Paul Greengrass, Shanksville, Donna Gibson discussed on BBC World Service

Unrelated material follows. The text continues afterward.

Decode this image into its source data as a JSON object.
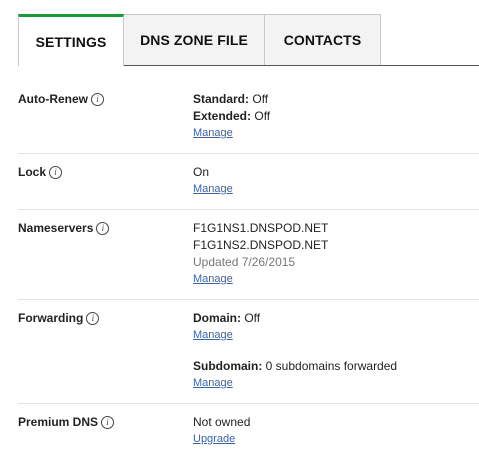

Balkans Correspondent Candy Lonnie, residents of cities in the region have become grimly accustomed to choking through the winter months as air quality plummets. Capitals like Belgrade, Sarajevo and Scorpio have all spent time at the top of the Air Visual index, which ranks the world's most polluted places. The grassroots Bank Watch network says that coal fired power stations bear a large part of the blame. They're just 18 such facilities in the six countries of the western Balkans. But collectively, they emit 2.5 times more sulfur dioxide than the total produced by more than 200 similar plants in European Union countries. The human consequences are severe. Only eight countries in the world have a higher pollution related death rate than Serbia. Meanwhile, Bosnia, Kosovo and North Macedonia are all in Europe's top five for particulate pollution. Bank Watch says there's a simple solution. Power stations in the western Balkans should comply with EU emissions regulations or close and it says EU countries can play their part by ending energy imports from polluting power plants. Try to Lonnie. The 20th anniversary of the 9 11 attacks falls this week whilst the abiding images are of the collapsing twin towers of the World Trade Center or the smoldering ruins at the Pentagon in Washington. One of the most enduring stories is that of the fourth hijacked plane. United Airlines flight 93. Now you may have seen the Paul Greengrass directed movie. But in Shanksville, Penn, Pennsylvania, there's a memorial to the 40 passengers who seized back control of that. Played well. The president of Friends of Flight 93 Donna Gibson has been speaking to the BBC's Paddy O'Connell. I do believe that their intention was to take control of the plane for me represents 40 people who said not today, not on our watch. We're going to take control. We're not going to let you take one more plane. United 93 that traffic was one o'clock, 12, Miles east 1370 negative contact. We're looking united 93, You know 40 individuals who did not know one another had less than 30 minutes to decide to find out. What was going on to come up with a plan and to act is just extraordinary. About two hours later in New York as the BBC's dazed and confused Wall Street correspondent. I walked with these people from the scene to Times Square. I'm glad to be alive. I mean, there was a total stampede of people. I follow a couple of times, you know, slightly trampled. People are walking around in shock, You know, literally, do you.